They’re in the room where they made that acoustic demo, so you get a visual image in my mind. ‘Correct. We’ve been here most of the time since corona.’ But they have books. They have music. What are they reading? What are they listening to? ‘Right now we’re both reading Norwegian literature. Richard: Seshan Shakar ‘Tante Ulrikkes vei’ and Linn: Pedro Carmona-Alvares ‘Refrenger’. Lately we’ve been listening a lot to bands like Mint Julep, Big Thief, Fucales, Orion’s Belte and old classics from The Byrds, Mazzy Star, Flaming Lips and Nick Drake. We will never get tired of listening to the Byrds.’

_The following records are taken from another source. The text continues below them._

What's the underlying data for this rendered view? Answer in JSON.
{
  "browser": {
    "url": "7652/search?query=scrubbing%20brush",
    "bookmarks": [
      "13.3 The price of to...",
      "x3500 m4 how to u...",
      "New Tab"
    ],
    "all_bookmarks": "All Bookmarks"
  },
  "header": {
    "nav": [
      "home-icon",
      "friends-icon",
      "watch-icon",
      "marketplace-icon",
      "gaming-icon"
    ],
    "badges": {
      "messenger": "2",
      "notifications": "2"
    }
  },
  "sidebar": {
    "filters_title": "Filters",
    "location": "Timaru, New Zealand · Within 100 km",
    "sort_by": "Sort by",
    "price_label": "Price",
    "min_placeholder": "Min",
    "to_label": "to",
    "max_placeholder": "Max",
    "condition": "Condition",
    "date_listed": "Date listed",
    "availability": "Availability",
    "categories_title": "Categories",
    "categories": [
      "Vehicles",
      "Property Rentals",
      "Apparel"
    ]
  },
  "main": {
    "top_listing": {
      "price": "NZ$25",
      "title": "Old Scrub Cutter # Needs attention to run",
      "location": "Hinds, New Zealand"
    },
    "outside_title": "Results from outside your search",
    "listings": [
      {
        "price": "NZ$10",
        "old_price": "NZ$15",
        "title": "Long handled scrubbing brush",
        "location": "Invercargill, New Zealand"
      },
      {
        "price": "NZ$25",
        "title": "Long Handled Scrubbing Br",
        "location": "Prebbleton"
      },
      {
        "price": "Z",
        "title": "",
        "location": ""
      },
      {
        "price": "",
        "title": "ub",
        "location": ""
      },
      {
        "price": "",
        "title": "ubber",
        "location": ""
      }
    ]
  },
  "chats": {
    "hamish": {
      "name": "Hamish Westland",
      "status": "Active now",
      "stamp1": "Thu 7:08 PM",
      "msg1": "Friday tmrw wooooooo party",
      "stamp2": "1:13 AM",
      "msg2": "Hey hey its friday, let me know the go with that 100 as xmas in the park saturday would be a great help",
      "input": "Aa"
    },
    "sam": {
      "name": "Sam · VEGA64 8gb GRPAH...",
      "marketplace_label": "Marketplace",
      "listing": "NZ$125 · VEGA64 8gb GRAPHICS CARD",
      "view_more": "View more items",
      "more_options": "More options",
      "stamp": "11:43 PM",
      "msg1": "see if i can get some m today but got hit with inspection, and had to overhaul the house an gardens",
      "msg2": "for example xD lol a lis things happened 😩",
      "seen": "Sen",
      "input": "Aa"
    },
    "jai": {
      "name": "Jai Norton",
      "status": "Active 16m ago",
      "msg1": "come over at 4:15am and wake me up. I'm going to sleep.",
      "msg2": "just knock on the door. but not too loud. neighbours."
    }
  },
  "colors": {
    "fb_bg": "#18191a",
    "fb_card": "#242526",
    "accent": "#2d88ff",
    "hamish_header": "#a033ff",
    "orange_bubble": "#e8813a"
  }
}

We’ve been writing together since we started recording music with out previous band, The Megaphonic Thrift. We also live together, so it’s easy that way. Our first album was self titled and was released in 2017 she explains.

Is there a good scene in Norway that supports thier spacey Psych-kind of music? ‘As you probably know, Norway is not huge, HeHe, but the experimental music and psych scene is strong in the biggest cities.’

Following their second album ‘Melodaze’ (2019), assisted this time around by drummer Kim Åge Furuhaug (of Orion’s Belt)… ‘I think most people updated on the Norwegian music scene knows Orion’s Belte by now. They are great, and are making lots of really interesting instrumental tunes.’ Together they’ve create a machine made of gold and steel and rubies and pulsing light… with ingots and rods, crystals and carved shapes, swirls and curls of preciousness. There’s more here than meets Steven Duke’s melting eyeball cover-art in Linn’s enticingly ethereal wisps of suggested sonic seduction. “In A Million Years” has the harder edges of Cardigans velocity, tweaked by the production skills of Emil Nikolaisen. ‘The song represents a recurring theme on the album’ they explain, ‘and it lingers in thoughts about whether we should choose to ignore the reality outside of what we experience as our world – or if we should dare to seek a larger, perhaps unpleasant truth.’ Yes, exactly. Richard up-fronts vocals on the labyrinthine sound-swooshes of “Sugar Pill”, after all, the pill ‘that mother gives you, don’t do anything at all.’ It’s a rabbit hole that swallows you up then spits you back out again. The title track, inspired by the universal sensation of dream-falling, creeps up on the back of your mind unawares and mugs you with a blown storm of electric dandelion seeds. A survival-guide to the anxieties of living, exploring communal unease, the press hand-out announces an ‘album’s Psych-Pop dreamscape grounded by themes of loneliness, insomnia and social anxiety.’ And for once the hype is for real. ‘Hey Andrew, thanks for listening to our album! We are really happy you are enjoying it.’

Endlessly renewing. Misty Coast are smooth therapy for anxious times.



(April 2021, Fysisk Format)

Side A

(1) ‘Switch Off’
(2) ‘Transparent’ with Blank Blank Film invisible man video

(3) ‘In A Million Years’ lifted as single

(4) ‘Ghost Town’

(5) ‘Jet Lag’

Side B

(6) ‘92’ with guest Hilma Nikolaisen

(7) ‘Sugar Pill’

(8) ‘Fun’

(9) ‘Do You Still Remember Me?’ lifted as single

(10) ‘When I Fall From The Sky’

By Andrew Darlington

This entry was posted on in homepage and tagged . Bookmark the permalink.

Leave a Reply

Your email address will not be published. Required fields are marked *

This site uses Akismet to reduce spam. Learn how your comment data is processed.